# Your goal
Below are records; reply with nothing but the number of lines in them that contain "pelawak".

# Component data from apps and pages
——————

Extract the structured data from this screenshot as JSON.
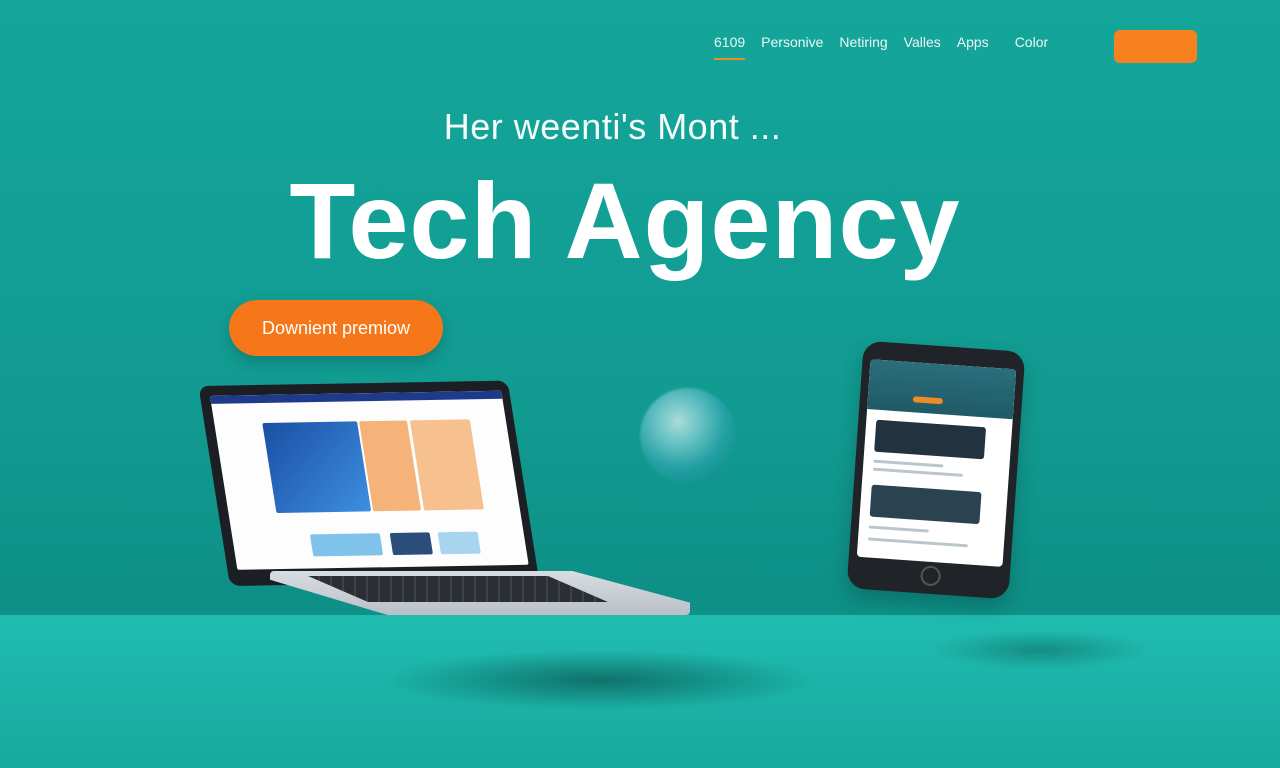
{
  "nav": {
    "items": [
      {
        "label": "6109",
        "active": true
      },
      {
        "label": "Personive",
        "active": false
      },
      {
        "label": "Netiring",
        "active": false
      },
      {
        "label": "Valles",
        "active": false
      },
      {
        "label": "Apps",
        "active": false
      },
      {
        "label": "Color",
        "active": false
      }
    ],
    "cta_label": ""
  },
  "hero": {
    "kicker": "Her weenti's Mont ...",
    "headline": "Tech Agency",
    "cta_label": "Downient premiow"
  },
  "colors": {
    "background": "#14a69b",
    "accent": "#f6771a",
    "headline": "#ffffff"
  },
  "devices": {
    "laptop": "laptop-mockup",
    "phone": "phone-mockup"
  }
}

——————

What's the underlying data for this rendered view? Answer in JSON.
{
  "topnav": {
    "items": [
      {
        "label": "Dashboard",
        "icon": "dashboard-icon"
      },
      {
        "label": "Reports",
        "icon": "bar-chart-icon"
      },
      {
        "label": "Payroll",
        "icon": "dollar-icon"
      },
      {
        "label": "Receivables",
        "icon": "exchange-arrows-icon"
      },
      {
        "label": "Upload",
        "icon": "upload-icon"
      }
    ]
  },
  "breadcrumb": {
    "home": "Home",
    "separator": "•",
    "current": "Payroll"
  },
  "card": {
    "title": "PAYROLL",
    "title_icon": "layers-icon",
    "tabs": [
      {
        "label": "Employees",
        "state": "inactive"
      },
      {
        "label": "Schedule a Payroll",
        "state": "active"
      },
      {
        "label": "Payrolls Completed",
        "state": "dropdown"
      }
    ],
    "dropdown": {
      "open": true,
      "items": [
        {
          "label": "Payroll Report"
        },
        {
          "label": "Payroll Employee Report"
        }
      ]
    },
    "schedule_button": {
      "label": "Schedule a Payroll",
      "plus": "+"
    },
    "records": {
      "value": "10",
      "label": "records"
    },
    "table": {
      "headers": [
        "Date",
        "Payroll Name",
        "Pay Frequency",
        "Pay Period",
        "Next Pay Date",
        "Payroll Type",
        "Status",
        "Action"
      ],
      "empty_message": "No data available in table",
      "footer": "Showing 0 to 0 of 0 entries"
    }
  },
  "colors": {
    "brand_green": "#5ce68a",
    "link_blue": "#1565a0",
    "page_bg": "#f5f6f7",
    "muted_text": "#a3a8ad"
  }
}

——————

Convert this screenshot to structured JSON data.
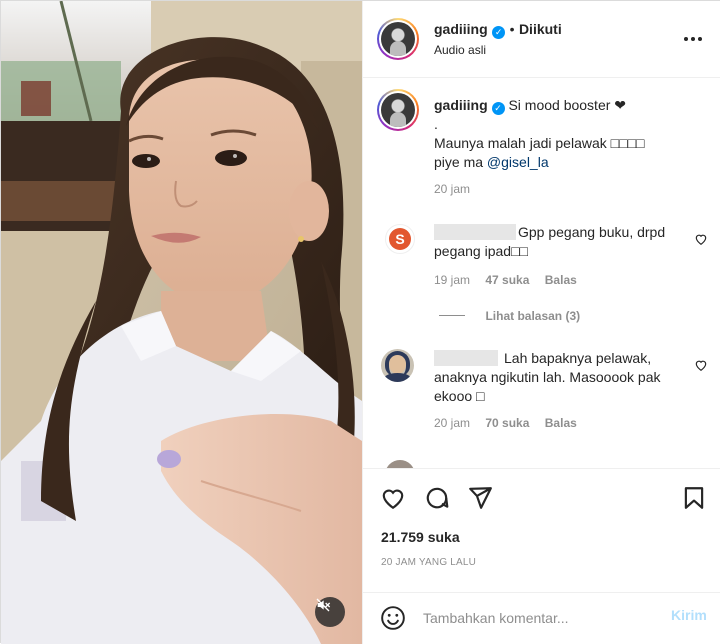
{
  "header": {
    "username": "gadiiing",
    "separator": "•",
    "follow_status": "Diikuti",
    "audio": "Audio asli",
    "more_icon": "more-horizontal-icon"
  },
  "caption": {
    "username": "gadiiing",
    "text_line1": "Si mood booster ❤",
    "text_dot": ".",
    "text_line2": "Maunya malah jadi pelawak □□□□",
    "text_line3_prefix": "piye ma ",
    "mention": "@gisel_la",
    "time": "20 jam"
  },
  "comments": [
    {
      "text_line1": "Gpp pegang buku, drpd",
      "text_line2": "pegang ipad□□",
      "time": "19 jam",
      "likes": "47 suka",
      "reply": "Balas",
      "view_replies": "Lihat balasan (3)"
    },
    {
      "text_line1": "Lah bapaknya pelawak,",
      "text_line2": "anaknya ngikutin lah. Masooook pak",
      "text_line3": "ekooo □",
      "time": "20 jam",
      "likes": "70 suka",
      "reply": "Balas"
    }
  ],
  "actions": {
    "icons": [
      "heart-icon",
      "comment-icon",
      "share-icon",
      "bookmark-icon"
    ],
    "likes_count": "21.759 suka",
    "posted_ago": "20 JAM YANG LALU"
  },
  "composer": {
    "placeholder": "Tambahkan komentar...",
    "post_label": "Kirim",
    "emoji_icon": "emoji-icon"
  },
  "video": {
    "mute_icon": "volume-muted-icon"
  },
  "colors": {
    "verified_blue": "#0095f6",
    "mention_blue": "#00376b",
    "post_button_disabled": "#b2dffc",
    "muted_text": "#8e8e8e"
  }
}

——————

# Result for this task
2